BOSTON (Reuters) – Steven A. Cohen has hired a hedge fund industry veteran to head a new training program designed to pass the billionaire investor’s famous stock picking skills to a new generation as he rebuilds after an insider trading scandal.
Cohen’s $11 billion firm Point72 Asset Management said on Thursday that Jaimi Goodfriend, a college lecturer in Illinois who previously worked for hedge funds Citadel and Balyasny, will become Point72 Academy’s first director.
The academy has accepted 15 undergraduates out of 1,300 applicants into an eight-week summer internship. It picked 15 college graduates from several hundred applicants for a longer program that will teach financial modeling, stock research, securities laws, ethics and compliance. The paid summer internship begins in June while the longer Academy class program commences in August.
“We compete with the major banks, private equity firms and Silicon Valley for the same people,” said Point72 President Douglas Hayes. “The Academy will help us get first crack at the next generation of investor talent before they might go elsewhere.”
Cohen is not expected to teach any classes. Still, he will have contact with trainees from his seat at the center of the trading floor, a firm spokesman said.
The first trainees, from schools including Yale, Columbia, and Cohen’s alma mater the University of Pennsylvania, will be mentored by senior analysts and portfolio managers and are likely to be promoted into Point72’s fulltime ranks after completing the program.
“It is a combination of earning an advanced degree and participating in an apprenticeship,” the spokesman said about the program, which is unusual in the hedge fund industry.

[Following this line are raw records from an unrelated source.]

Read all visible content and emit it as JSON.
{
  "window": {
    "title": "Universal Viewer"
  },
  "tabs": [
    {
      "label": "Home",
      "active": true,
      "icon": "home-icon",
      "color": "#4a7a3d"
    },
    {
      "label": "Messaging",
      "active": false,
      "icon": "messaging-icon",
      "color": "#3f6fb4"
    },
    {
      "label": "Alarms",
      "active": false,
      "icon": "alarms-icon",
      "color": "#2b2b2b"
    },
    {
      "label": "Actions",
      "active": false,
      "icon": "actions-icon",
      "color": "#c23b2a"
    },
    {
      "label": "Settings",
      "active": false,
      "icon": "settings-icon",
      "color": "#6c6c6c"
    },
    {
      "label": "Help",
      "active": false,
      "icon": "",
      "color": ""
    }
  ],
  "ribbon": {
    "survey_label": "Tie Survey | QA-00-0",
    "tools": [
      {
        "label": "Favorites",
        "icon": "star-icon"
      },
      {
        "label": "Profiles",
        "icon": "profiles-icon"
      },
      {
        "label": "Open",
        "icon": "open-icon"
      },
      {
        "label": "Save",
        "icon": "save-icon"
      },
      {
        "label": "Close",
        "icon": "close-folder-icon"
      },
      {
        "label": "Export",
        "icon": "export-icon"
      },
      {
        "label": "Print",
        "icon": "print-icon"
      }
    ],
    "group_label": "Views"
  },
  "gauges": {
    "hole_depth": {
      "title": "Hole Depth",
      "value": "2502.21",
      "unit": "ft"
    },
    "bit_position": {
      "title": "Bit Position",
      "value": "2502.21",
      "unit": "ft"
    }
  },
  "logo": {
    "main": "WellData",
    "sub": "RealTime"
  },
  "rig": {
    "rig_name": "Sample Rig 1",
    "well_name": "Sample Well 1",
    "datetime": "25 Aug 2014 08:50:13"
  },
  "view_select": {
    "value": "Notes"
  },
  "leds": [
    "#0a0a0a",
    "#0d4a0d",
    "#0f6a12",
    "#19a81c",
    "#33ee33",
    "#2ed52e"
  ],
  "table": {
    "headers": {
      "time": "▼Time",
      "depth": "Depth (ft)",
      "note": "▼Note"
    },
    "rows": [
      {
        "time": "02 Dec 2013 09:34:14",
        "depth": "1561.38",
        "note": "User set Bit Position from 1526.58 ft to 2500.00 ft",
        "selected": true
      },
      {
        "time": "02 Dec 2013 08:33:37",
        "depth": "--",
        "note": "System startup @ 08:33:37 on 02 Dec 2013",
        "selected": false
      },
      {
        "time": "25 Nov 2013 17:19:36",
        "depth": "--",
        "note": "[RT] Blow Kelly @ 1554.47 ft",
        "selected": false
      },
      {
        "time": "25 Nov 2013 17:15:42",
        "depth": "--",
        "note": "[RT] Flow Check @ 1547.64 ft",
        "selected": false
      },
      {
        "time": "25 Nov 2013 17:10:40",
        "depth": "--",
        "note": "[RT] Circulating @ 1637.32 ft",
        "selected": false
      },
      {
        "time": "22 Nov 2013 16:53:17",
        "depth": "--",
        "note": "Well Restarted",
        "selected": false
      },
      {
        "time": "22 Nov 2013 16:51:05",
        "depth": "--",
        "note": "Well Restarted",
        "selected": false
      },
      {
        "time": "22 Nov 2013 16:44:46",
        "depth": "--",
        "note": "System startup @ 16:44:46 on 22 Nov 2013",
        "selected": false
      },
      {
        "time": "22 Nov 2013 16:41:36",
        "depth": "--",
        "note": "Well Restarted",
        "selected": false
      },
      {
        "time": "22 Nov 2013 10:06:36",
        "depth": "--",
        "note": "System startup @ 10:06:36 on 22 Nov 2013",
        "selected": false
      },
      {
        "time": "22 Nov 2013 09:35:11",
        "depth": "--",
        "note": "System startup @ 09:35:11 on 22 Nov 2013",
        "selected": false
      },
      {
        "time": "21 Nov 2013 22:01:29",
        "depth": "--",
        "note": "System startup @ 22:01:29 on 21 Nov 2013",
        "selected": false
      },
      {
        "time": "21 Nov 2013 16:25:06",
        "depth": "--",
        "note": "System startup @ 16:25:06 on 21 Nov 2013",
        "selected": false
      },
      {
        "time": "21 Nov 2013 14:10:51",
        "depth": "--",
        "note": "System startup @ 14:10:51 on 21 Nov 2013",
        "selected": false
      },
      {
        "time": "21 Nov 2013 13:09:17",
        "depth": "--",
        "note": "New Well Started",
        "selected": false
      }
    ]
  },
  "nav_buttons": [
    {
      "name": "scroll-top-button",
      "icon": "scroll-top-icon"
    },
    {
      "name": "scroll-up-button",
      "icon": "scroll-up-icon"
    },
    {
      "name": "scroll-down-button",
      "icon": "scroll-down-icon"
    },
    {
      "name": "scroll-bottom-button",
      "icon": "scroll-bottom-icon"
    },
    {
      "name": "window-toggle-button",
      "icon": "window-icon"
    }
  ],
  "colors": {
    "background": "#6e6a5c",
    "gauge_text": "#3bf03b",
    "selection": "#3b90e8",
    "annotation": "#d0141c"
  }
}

Cohen’s SAC Capital Advisors managed $14 billion in early 2013. The firm pleaded guilty in that November to insider trading charges. After the government forced SAC to return all money to outside investors, Cohen changed the firm’s name to Point72 and now focuses, with the help of 875 employees, on investing his multibillion-dollar personal fortune.
Cohen’s style of stock picking has always been labor intensive and his firm has long had one of the biggest staffs in the business.
After an insider trading scandal prompted many portfolio managers to leave SAC, Cohen decided to rebuild with newcomers who can be trained in-house.
Previously, SAC tended to hire analysts and portfolio managers with long resumes to deliver the 25 percent average annual return that attracted big-name investors. Even as the firm has shrunk asset size, its returns remain strong with a 7.5 percent return during first quarter of 2015, which handily beat the average hedge fund’s 2.4 percent gain.
(Reporting by Svea Herbst-Bayliss; Editing by David Gregorio)